Record set.

* * *

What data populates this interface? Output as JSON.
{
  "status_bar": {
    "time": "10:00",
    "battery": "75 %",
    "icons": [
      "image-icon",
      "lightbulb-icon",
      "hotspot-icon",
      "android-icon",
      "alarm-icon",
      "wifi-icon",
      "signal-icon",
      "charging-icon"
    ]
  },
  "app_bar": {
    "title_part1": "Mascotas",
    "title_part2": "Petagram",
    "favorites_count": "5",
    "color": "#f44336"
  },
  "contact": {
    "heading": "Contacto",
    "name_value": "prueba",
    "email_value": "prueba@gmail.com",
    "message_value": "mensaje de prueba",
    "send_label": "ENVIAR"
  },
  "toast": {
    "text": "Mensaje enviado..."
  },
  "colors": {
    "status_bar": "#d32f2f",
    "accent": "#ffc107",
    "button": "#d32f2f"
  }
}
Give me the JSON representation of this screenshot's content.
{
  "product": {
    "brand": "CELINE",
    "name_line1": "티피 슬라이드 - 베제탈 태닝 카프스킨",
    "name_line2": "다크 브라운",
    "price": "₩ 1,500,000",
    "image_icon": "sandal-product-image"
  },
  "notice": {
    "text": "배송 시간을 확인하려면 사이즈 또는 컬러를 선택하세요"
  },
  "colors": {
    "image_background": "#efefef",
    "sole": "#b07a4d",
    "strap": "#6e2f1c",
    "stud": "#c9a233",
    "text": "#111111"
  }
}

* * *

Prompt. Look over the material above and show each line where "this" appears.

Task response.
What data populates this interface? Output as JSON.
Give me the JSON representation of this screenshot's content.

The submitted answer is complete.